New York Rangers

1. Mark Messier — 957 votes

2. Brian Leetch — 641 votes

3. Mike Richter — 314 votes

4. Wayne Gretzky — 291 votes

5. Henrik Lundqvist — 155 votes

6. Rod Gilbert — 113 votes

There was really only one choice to make here, wasn’t there?

Yes, Rod Gilbert is the franchise leader in goals and points and a Hockey Hall of Famer. Yes, Brian Leetch was the Conn Smythe Trophy winner in 1994 and Mike Richter was the goalie that helped make that Stanley Cup championship happen that year, but Mark Messier was the captain.

Messier’s guarantee the Rangers would win Game 6 of the Eastern Conference Final in 1994 against the New Jersey Devils was the stuff of legend and earned him the nickname of “Messiah.” It was backed up by seeing him score a hat trick and force a legendary Game 7 that was capped off by Stephane Matteau’s double-overtime winner past Martin Brodeur.

What seemed to by mythology about Messier’s leadership came to fruition as the Rangers battled back against New Jersey and then slipped past Pavel Bure’s Vancouver Canucks in seven games in the Final. Hell, Messier even has his own award he dishes out annually for leadership based not upon the five Stanley Cups he won in Edmonton but the one he got in New York.

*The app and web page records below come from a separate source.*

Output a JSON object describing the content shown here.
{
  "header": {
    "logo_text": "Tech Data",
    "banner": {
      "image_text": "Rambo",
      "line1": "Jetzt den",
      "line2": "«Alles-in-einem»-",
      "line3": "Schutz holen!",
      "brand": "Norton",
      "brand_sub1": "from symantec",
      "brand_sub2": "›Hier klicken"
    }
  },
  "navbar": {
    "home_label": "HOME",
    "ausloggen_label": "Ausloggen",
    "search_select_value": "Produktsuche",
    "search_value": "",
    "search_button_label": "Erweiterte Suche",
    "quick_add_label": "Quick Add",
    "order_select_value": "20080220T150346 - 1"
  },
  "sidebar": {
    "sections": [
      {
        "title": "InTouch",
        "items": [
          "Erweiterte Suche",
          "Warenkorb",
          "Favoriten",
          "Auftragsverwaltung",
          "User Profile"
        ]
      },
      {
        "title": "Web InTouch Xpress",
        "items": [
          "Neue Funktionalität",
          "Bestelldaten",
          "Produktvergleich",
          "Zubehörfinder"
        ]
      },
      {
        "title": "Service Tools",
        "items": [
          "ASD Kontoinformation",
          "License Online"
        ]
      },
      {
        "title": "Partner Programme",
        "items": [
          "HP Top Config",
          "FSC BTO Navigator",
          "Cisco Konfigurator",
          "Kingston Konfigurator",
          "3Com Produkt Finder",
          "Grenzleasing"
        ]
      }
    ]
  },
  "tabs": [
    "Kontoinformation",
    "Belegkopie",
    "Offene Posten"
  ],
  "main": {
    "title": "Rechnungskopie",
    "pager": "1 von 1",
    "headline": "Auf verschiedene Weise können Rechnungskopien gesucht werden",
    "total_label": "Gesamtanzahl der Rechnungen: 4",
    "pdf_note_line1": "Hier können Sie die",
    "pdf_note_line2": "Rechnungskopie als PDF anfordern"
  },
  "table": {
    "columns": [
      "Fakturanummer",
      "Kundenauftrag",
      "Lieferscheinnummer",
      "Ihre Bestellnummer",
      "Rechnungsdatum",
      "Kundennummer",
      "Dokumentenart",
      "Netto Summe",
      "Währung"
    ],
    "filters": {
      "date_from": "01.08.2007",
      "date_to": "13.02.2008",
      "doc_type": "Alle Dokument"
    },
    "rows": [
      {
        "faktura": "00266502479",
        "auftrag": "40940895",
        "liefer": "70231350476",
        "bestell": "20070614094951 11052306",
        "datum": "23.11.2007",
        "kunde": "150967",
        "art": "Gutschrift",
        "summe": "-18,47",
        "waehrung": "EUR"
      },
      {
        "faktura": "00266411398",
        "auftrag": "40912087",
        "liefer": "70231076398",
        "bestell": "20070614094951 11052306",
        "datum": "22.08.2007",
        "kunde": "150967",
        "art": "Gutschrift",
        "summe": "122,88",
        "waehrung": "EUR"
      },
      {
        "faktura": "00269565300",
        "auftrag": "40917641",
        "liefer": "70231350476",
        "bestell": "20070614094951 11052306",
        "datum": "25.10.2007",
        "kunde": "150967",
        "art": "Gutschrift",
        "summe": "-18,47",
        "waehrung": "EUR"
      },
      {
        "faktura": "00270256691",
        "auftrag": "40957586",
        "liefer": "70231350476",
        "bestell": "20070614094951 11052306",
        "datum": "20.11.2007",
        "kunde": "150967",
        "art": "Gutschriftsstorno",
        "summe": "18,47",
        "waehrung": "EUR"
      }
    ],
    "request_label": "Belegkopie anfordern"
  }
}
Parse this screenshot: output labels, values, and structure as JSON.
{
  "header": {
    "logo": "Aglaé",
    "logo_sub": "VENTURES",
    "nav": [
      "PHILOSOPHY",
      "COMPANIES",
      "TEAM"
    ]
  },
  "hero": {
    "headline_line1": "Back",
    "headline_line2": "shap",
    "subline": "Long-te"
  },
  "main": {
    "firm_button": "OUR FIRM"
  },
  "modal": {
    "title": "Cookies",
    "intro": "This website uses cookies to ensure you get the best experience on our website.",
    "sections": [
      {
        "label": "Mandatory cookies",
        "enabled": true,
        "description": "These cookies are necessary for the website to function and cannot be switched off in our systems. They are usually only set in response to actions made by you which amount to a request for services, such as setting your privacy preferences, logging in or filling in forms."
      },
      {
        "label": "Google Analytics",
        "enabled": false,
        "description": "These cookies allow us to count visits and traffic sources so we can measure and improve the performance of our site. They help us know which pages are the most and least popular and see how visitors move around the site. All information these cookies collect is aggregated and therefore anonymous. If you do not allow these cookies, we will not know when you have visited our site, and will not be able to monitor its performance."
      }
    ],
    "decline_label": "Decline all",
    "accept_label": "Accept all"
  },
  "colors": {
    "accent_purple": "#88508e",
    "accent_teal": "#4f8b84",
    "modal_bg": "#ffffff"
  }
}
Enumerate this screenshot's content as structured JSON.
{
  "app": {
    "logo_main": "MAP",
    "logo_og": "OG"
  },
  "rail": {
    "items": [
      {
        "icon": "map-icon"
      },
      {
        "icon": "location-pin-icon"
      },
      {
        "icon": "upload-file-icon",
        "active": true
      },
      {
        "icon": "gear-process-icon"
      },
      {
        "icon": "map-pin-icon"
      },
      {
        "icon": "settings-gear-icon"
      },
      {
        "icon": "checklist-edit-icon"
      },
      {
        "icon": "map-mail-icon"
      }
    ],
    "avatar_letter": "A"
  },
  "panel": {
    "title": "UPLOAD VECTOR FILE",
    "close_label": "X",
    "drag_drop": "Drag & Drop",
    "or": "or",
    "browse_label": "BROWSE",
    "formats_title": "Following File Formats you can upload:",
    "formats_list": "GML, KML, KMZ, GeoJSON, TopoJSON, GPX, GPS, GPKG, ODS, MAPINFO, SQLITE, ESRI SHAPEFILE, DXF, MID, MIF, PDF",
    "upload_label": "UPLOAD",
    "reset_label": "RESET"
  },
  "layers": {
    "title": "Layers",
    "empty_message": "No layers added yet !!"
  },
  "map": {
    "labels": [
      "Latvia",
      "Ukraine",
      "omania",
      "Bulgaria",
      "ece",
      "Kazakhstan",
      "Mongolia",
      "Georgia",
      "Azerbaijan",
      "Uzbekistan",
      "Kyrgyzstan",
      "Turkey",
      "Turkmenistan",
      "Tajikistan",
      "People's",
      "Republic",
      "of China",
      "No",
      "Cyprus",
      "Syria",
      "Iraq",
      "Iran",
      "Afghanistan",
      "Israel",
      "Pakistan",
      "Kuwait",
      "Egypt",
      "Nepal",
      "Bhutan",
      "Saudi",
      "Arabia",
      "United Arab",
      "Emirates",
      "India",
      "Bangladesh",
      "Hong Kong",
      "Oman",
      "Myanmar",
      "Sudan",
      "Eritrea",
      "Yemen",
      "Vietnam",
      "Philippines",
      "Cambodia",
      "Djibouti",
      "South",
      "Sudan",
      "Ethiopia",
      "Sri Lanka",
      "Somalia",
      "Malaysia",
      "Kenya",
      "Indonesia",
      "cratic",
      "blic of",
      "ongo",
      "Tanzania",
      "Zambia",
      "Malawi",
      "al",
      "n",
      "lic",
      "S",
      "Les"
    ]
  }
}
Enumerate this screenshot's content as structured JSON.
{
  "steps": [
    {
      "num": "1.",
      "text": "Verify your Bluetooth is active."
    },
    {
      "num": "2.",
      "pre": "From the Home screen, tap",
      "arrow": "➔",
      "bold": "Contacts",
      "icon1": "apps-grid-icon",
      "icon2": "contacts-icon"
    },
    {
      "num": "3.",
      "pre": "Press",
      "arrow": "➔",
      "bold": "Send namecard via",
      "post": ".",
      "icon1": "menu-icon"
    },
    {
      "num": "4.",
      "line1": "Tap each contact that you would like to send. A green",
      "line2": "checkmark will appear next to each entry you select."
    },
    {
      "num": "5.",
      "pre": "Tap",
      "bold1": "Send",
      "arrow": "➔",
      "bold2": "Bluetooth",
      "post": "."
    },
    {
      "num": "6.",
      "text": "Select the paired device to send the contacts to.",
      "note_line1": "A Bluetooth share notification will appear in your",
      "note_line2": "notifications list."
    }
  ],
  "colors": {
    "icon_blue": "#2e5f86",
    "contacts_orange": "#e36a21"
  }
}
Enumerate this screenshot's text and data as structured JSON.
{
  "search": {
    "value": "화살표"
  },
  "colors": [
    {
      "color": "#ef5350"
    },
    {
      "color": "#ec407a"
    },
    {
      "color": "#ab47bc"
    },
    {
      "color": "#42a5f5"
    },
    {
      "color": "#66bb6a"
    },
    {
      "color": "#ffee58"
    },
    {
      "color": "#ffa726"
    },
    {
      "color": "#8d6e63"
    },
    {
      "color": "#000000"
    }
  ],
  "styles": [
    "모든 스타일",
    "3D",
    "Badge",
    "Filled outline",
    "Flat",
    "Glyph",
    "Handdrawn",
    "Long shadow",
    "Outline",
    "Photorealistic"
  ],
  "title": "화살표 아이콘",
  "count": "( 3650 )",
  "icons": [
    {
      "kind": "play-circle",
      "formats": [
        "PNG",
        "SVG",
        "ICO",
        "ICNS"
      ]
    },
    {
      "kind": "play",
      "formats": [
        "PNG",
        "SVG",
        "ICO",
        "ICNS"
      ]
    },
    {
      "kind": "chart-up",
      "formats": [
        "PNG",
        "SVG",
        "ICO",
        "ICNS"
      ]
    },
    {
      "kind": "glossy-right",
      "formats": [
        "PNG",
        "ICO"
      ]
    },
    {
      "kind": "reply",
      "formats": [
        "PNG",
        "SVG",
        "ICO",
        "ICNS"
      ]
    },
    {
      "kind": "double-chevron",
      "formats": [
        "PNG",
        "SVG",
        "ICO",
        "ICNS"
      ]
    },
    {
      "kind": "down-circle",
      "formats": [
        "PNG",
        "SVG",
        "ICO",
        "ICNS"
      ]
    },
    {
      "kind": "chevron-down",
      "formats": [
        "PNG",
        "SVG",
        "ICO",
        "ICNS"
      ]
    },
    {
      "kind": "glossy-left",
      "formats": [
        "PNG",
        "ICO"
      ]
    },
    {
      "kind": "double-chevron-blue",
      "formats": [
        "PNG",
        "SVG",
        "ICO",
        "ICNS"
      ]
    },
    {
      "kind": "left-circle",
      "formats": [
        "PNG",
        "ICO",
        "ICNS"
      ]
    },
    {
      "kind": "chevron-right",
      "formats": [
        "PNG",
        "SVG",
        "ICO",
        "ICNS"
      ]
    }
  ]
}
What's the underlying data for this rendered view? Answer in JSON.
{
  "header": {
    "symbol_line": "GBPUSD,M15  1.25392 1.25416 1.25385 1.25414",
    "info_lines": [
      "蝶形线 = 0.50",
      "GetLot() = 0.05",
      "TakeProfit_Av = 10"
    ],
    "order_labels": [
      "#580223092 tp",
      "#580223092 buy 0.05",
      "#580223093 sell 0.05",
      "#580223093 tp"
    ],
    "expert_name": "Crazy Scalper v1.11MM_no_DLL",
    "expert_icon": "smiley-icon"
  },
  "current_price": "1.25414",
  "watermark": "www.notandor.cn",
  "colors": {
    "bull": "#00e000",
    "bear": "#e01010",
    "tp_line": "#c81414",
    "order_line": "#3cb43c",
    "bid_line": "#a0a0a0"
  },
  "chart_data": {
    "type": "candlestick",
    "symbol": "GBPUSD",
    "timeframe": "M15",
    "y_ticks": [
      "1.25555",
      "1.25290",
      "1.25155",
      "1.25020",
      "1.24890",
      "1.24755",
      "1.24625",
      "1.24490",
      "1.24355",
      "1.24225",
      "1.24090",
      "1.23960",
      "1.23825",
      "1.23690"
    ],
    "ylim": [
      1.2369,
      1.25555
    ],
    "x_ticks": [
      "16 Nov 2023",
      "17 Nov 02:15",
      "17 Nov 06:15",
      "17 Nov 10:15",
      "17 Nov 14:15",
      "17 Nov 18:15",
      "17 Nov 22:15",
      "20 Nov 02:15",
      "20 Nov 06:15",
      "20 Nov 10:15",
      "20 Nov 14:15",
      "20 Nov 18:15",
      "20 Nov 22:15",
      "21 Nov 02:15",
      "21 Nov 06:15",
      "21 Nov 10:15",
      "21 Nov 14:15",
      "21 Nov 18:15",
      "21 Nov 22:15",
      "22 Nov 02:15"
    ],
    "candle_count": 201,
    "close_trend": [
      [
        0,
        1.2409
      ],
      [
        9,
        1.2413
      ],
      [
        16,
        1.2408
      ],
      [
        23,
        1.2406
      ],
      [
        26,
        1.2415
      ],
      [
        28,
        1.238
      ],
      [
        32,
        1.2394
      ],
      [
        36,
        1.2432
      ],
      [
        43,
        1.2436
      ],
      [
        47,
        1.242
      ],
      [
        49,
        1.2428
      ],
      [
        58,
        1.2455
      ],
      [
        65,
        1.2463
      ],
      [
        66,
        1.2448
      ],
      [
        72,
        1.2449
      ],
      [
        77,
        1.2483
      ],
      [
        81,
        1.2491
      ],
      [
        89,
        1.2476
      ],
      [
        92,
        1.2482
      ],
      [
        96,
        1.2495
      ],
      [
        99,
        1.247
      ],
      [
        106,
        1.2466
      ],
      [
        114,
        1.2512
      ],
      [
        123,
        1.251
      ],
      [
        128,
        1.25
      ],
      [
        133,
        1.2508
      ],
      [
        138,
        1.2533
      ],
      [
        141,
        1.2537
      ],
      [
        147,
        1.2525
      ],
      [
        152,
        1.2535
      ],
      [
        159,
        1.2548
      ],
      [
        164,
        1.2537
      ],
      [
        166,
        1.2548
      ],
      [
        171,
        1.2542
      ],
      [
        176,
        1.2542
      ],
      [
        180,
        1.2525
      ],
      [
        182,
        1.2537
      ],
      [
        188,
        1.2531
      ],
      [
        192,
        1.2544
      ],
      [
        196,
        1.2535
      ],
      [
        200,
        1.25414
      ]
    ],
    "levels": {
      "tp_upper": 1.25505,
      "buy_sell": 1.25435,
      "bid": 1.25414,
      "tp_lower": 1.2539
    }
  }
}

Wayne Gretzky had a fine final run with the Rangers and perhaps the best of Henrik Lundqvist’s legacy is yet to come in Manhattan, but when you think of the Rangers it’s Messier’s face taking the Cup from Gary Bettman that’s forever emblematic of the franchise.